There is an interesting part in number 13 that has always intrigued me (measures 14 to 17).
The exact chords can be interpreted several ways, because the arpeggio sequences in both hands do not define an irrefutable root. Analyzing the harmony with chord names, you may end up with something like:
Bar 14 A7b9
Bar 15 G9, G7b9
Bar 16 F#m7b5b9, F#dim7
Bar 17 E7b9.
The problem is:
A. are these even the proper names for the "chords" in question?
B. how do you account for the presence of the non-scale degrees?
C. is there any reason that one should lead or "resolve" to the next?
Analyzing the harmony in LCC-terms, to me, yeilds more interesting and insightful results.
In this piece, I found it easy to identify the LC scale and tonal order for each measure, but not so easy to identify the modal genre, since the downbeats are moving around in thirds, and the thing seems to "morph" rather seamlessly between different MG's.
The majority of the invention has F as it's tonal centre (F LCS). Applying the "Lydian #2" scale to the main theme's V-i resolution works well (FL#2 VII-III).
As Russell has pointed out, Bach seems to have exploited the 9-tone order in many circumstances, and measures 14-17 is just such an example.
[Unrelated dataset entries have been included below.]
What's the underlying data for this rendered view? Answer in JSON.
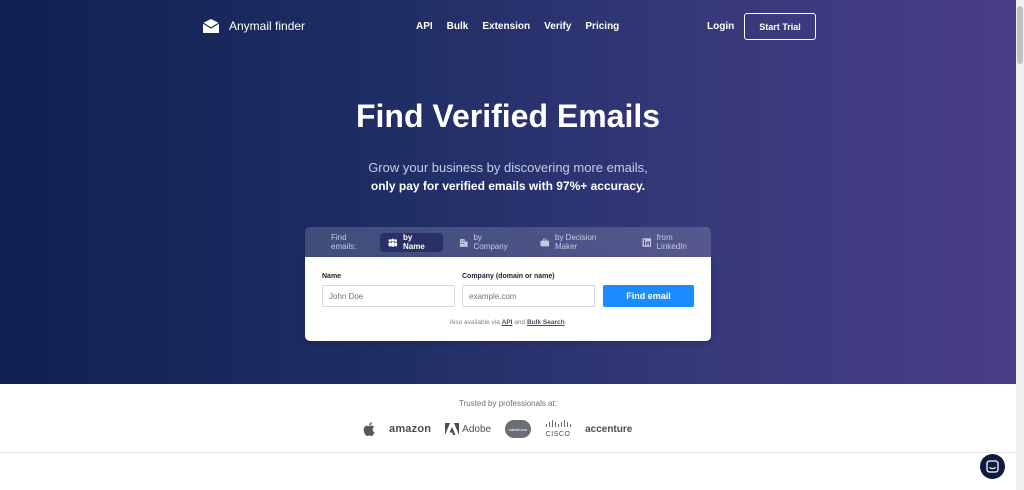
{
  "nav": {
    "brand": "Anymail finder",
    "links": [
      "API",
      "Bulk",
      "Extension",
      "Verify",
      "Pricing"
    ],
    "login": "Login",
    "start_trial": "Start Trial"
  },
  "hero": {
    "title": "Find Verified Emails",
    "subtitle_line1": "Grow your business by discovering more emails,",
    "subtitle_line2": "only pay for verified emails with 97%+ accuracy."
  },
  "search": {
    "tabs_label": "Find emails:",
    "tabs": [
      {
        "label": "by Name",
        "icon": "people-icon",
        "active": true
      },
      {
        "label": "by Company",
        "icon": "building-icon",
        "active": false
      },
      {
        "label": "by Decision Maker",
        "icon": "briefcase-icon",
        "active": false
      },
      {
        "label": "from LinkedIn",
        "icon": "linkedin-icon",
        "active": false
      }
    ],
    "name_label": "Name",
    "name_placeholder": "John Doe",
    "company_label": "Company (domain or name)",
    "company_placeholder": "example.com",
    "find_button": "Find email",
    "also_prefix": "Also available via",
    "also_api": "API",
    "also_and": "and",
    "also_bulk": "Bulk Search",
    "also_suffix": "."
  },
  "trusted": {
    "label": "Trusted by professionals at:",
    "logos": {
      "amazon": "amazon",
      "adobe": "Adobe",
      "salesforce": "salesforce",
      "cisco": "CISCO",
      "accenture": "accenture"
    }
  },
  "colors": {
    "hero_start": "#0f2150",
    "hero_end": "#4a3d88",
    "accent": "#1a8cff"
  }
}
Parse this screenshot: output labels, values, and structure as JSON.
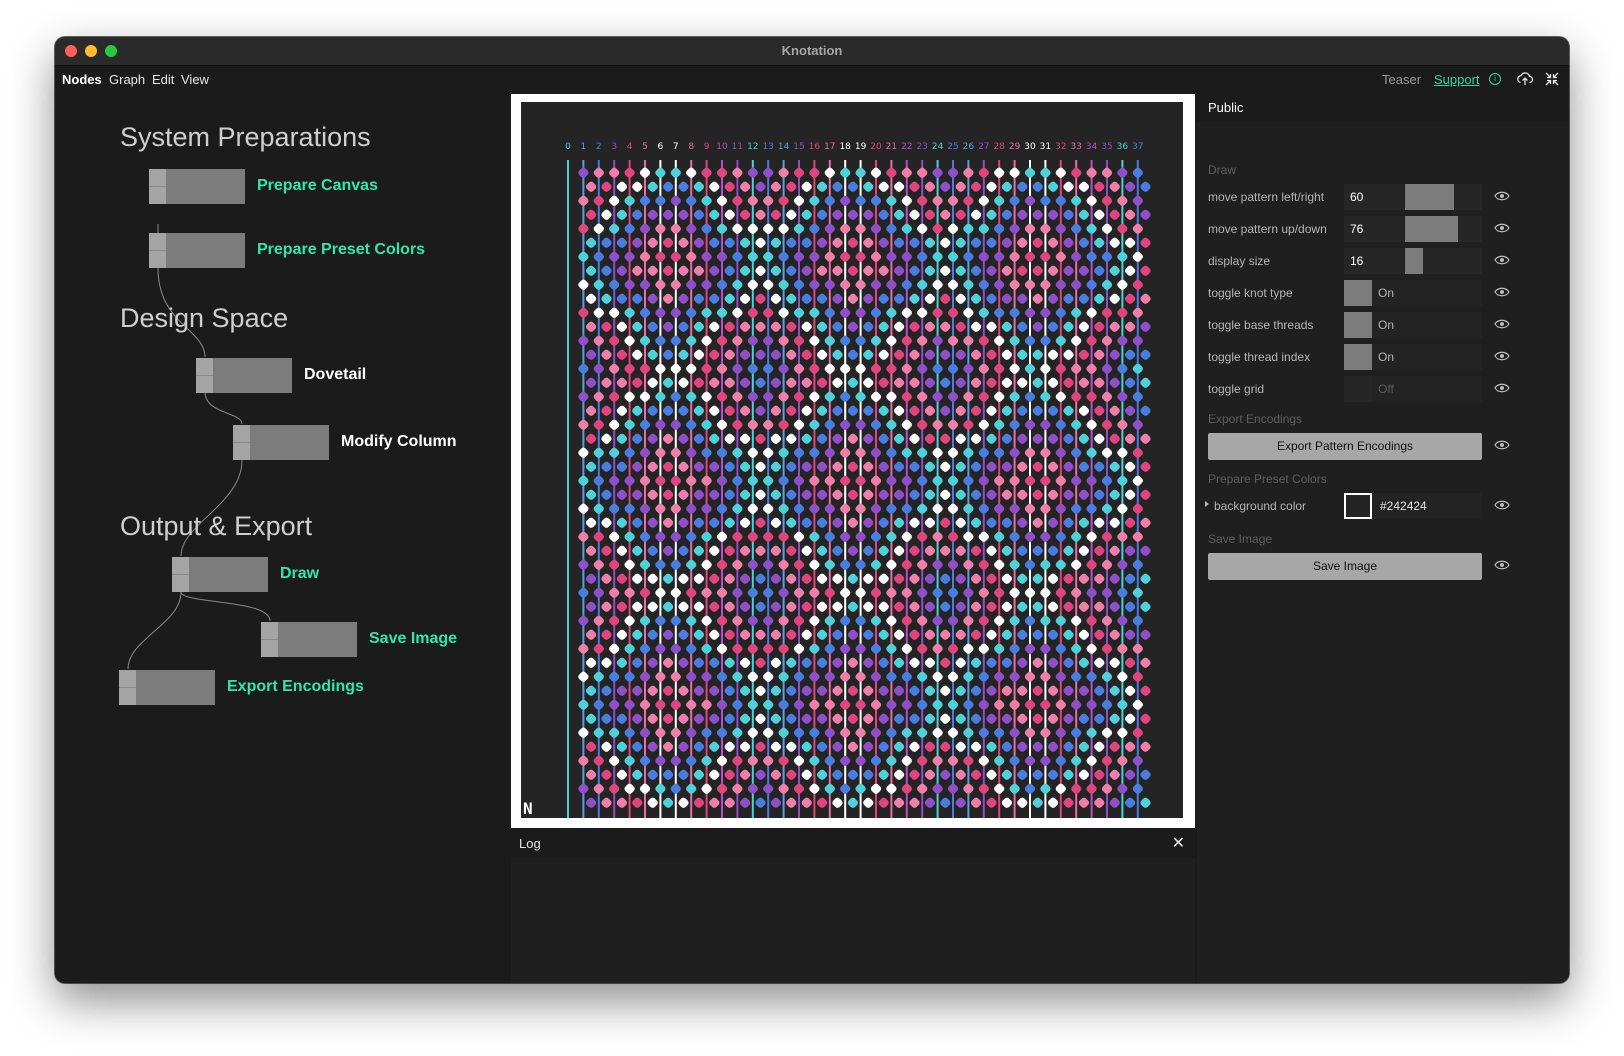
{
  "window": {
    "title": "Knotation"
  },
  "menu": {
    "items": [
      "Nodes",
      "Graph",
      "Edit",
      "View"
    ],
    "right": {
      "teaser": "Teaser",
      "support": "Support"
    }
  },
  "sections": [
    "System Preparations",
    "Design Space",
    "Output & Export"
  ],
  "nodes": [
    {
      "label": "Prepare Canvas",
      "style": "green"
    },
    {
      "label": "Prepare Preset Colors",
      "style": "green"
    },
    {
      "label": "Dovetail",
      "style": "white"
    },
    {
      "label": "Modify Column",
      "style": "white"
    },
    {
      "label": "Draw",
      "style": "green"
    },
    {
      "label": "Save Image",
      "style": "green"
    },
    {
      "label": "Export Encodings",
      "style": "green"
    }
  ],
  "canvas": {
    "thread_indices": [
      "0",
      "1",
      "2",
      "3",
      "4",
      "5",
      "6",
      "7",
      "8",
      "9",
      "10",
      "11",
      "12",
      "13",
      "14",
      "15",
      "16",
      "17",
      "18",
      "19",
      "20",
      "21",
      "22",
      "23",
      "24",
      "25",
      "26",
      "27",
      "28",
      "29",
      "30",
      "31",
      "32",
      "33",
      "34",
      "35",
      "36",
      "37"
    ],
    "thread_colors": [
      "#4fd1d9",
      "#5aa0e6",
      "#4a7de0",
      "#8e4fc9",
      "#e0457d",
      "#e76fa4",
      "#ffffff",
      "#ffffff",
      "#e76fa4",
      "#e0457d",
      "#b84fc9",
      "#8e4fc9",
      "#4fd1d9",
      "#4a7de0",
      "#5aa0e6",
      "#8e4fc9",
      "#e0457d",
      "#e76fa4",
      "#ffffff",
      "#ffffff",
      "#e0457d",
      "#e76fa4",
      "#b84fc9",
      "#8e4fc9",
      "#4fd1d9",
      "#4a7de0",
      "#5aa0e6",
      "#8e4fc9",
      "#e0457d",
      "#e76fa4",
      "#ffffff",
      "#ffffff",
      "#e0457d",
      "#e76fa4",
      "#b84fc9",
      "#8e4fc9",
      "#4fd1d9",
      "#4a7de0"
    ],
    "logo": "N"
  },
  "log": {
    "title": "Log"
  },
  "panel": {
    "title": "Public",
    "draw_section": "Draw",
    "params": [
      {
        "label": "move pattern left/right",
        "value": "60",
        "level": 0.64
      },
      {
        "label": "move pattern up/down",
        "value": "76",
        "level": 0.69
      },
      {
        "label": "display size",
        "value": "16",
        "level": 0.23
      }
    ],
    "toggles": [
      {
        "label": "toggle knot type",
        "state": "On",
        "on": true
      },
      {
        "label": "toggle base threads",
        "state": "On",
        "on": true
      },
      {
        "label": "toggle thread index",
        "state": "On",
        "on": true
      },
      {
        "label": "toggle grid",
        "state": "Off",
        "on": false
      }
    ],
    "export_section": "Export Encodings",
    "export_button": "Export Pattern Encodings",
    "preset_section": "Prepare Preset Colors",
    "background_label": "background color",
    "background_value": "#242424",
    "save_section": "Save Image",
    "save_button": "Save Image"
  },
  "colors": {
    "accent": "#31e8a8",
    "canvas_bg": "#242424",
    "knot_pink": "#e0457d",
    "knot_light_pink": "#ef7fa9",
    "knot_purple": "#8e4fc9",
    "knot_blue": "#4a7de0",
    "knot_cyan": "#4fd1d9",
    "border": "#ffffff"
  }
}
My interpretation of these measures is:
Bar 14 Bb 9-tone (MG VII)
Bar 15 F 9-tone (MG II)
Bar 16 C 9-tone (MG +IV)
Bar 17 F 9-tone (MG VII)
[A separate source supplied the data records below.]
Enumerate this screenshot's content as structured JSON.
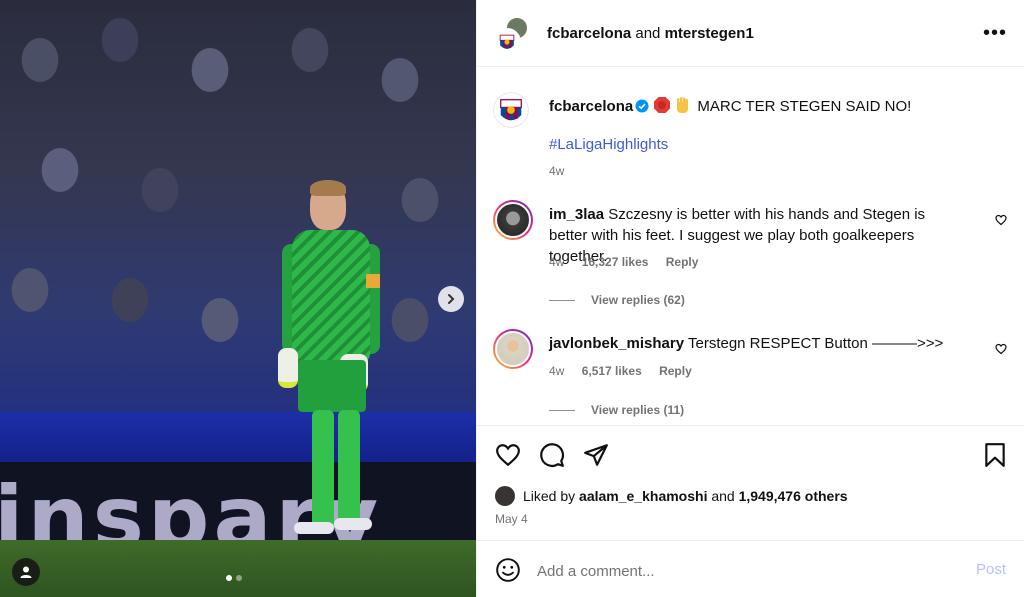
{
  "header": {
    "user1": "fcbarcelona",
    "conjunction": "and",
    "user2": "mterstegen1",
    "more": "•••"
  },
  "caption": {
    "username": "fcbarcelona",
    "text": "MARC TER STEGEN SAID NO!",
    "hashtag": "#LaLigaHighlights",
    "time": "4w",
    "emojis": [
      "stop-sign-icon",
      "raised-hand-icon"
    ]
  },
  "comments": [
    {
      "username": "im_3laa",
      "text": "Szczesny is better with his hands and Stegen is better with his feet. I suggest we play both goalkeepers together.",
      "time": "4w",
      "likes": "16,327 likes",
      "reply": "Reply",
      "view_replies": "View replies (62)"
    },
    {
      "username": "javlonbek_mishary",
      "text": "Terstegn RESPECT Button ———>>>",
      "time": "4w",
      "likes": "6,517 likes",
      "reply": "Reply",
      "view_replies": "View replies (11)"
    }
  ],
  "likes": {
    "prefix": "Liked by",
    "user": "aalam_e_khamoshi",
    "middle": "and",
    "others": "1,949,476 others"
  },
  "post_date": "May 4",
  "add_comment": {
    "placeholder": "Add a comment...",
    "post_label": "Post"
  },
  "media": {
    "ad_text": "insparv",
    "carousel_count": 2,
    "carousel_active": 0
  },
  "colors": {
    "link": "#3b5bdb",
    "muted": "#737373",
    "post_disabled": "#b3c4f5",
    "verified": "#0095f6"
  }
}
The one exception that does not fit neatly into this scheme is the C# in measure 16 - but this note is on a very weak beat, and does not contribute to the passage's overall tonal colour. It's just part of a descending fifth that Bach uses to anchor the last beat of these measures into the downbeat of the next.
I listed the tonal order rather than a specific scale, because, those specifics depend on what other LCS degrees are present at the moment (the Lydian 2nd or 3rd will determine whether Lydian Diminished or Lydian #2 is your scale, but both represent the 9-tone order).
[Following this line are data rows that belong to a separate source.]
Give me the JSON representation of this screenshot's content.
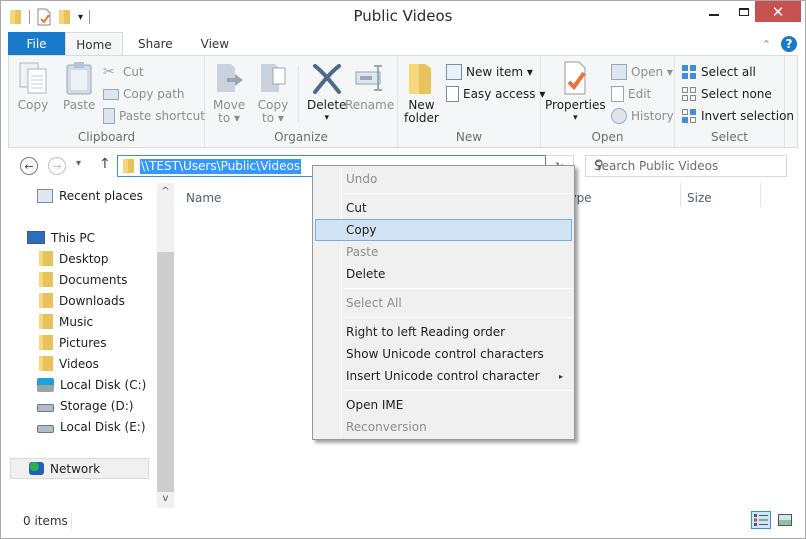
{
  "window": {
    "title": "Public Videos",
    "controls": {
      "minimize": "—",
      "maximize": "☐",
      "close": "✕"
    }
  },
  "quick_access": {
    "dropdown": "▾"
  },
  "ribbon_tabs": [
    {
      "label": "File"
    },
    {
      "label": "Home"
    },
    {
      "label": "Share"
    },
    {
      "label": "View"
    }
  ],
  "ribbon": {
    "clipboard": {
      "label": "Clipboard",
      "copy": "Copy",
      "paste": "Paste",
      "cut": "Cut",
      "copy_path": "Copy path",
      "paste_shortcut": "Paste shortcut"
    },
    "organize": {
      "label": "Organize",
      "move_to": "Move",
      "move_to_2": "to ▾",
      "copy_to": "Copy",
      "copy_to_2": "to ▾",
      "delete": "Delete",
      "delete_arrow": "▾",
      "rename": "Rename"
    },
    "new": {
      "label": "New",
      "new_folder": "New",
      "new_folder_2": "folder",
      "new_item": "New item ▾",
      "easy_access": "Easy access ▾"
    },
    "open": {
      "label": "Open",
      "properties": "Properties",
      "properties_arrow": "▾",
      "open": "Open ▾",
      "edit": "Edit",
      "history": "History"
    },
    "select": {
      "label": "Select",
      "select_all": "Select all",
      "select_none": "Select none",
      "invert_selection": "Invert selection"
    }
  },
  "navigation": {
    "back": "←",
    "forward": "→",
    "recent": "▾",
    "up": "↑",
    "address": "\\\\TEST\\Users\\Public\\Videos",
    "refresh": "↻",
    "search_placeholder": "Search Public Videos",
    "search_icon": "⚲"
  },
  "nav_pane": {
    "items": [
      {
        "label": "Recent places",
        "icon": "recent-places-icon"
      },
      {
        "label": "This PC",
        "icon": "computer-icon"
      },
      {
        "label": "Desktop",
        "icon": "desktop-folder-icon"
      },
      {
        "label": "Documents",
        "icon": "documents-folder-icon"
      },
      {
        "label": "Downloads",
        "icon": "downloads-folder-icon"
      },
      {
        "label": "Music",
        "icon": "music-folder-icon"
      },
      {
        "label": "Pictures",
        "icon": "pictures-folder-icon"
      },
      {
        "label": "Videos",
        "icon": "videos-folder-icon"
      },
      {
        "label": "Local Disk (C:)",
        "icon": "system-drive-icon"
      },
      {
        "label": "Storage (D:)",
        "icon": "drive-icon"
      },
      {
        "label": "Local Disk (E:)",
        "icon": "drive-icon"
      },
      {
        "label": "Network",
        "icon": "network-icon"
      }
    ],
    "scroll_up": "^",
    "scroll_down": "v"
  },
  "columns": [
    "Name",
    "Type",
    "Size"
  ],
  "status": {
    "items": "0 items"
  },
  "context_menu": {
    "items": [
      {
        "label": "Undo",
        "enabled": false
      },
      {
        "label": "Cut",
        "enabled": true
      },
      {
        "label": "Copy",
        "enabled": true,
        "highlighted": true
      },
      {
        "label": "Paste",
        "enabled": false
      },
      {
        "label": "Delete",
        "enabled": true
      },
      {
        "label": "Select All",
        "enabled": false
      },
      {
        "label": "Right to left Reading order",
        "enabled": true
      },
      {
        "label": "Show Unicode control characters",
        "enabled": true
      },
      {
        "label": "Insert Unicode control character",
        "enabled": true,
        "submenu": "▸"
      },
      {
        "label": "Open IME",
        "enabled": true
      },
      {
        "label": "Reconversion",
        "enabled": false
      }
    ]
  },
  "colors": {
    "accent": "#1979ca",
    "close_button": "#c75050",
    "selection": "#3399ff",
    "menu_highlight": "#d1e2f2"
  }
}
As for the modal genre ... perhaps you may offer another view. To my musical senses, the note on the fourth downbeat of each of these measures seems to supply a satisfactory root, but that's just my opinion.
Anyway, regardless of what modal genres are seen to be expressed here, knowing about tonal orders beyond the 7-note barrier offers an insight into music that is difficult or impossible to analyze successfully using traditional music theory and concepts. With LCC, you can at least see the overall movement of tonal centres, and account for the presence of non-scale tones; even understanding their relationship to one another and to the peice as a whole. To me, that's way cool.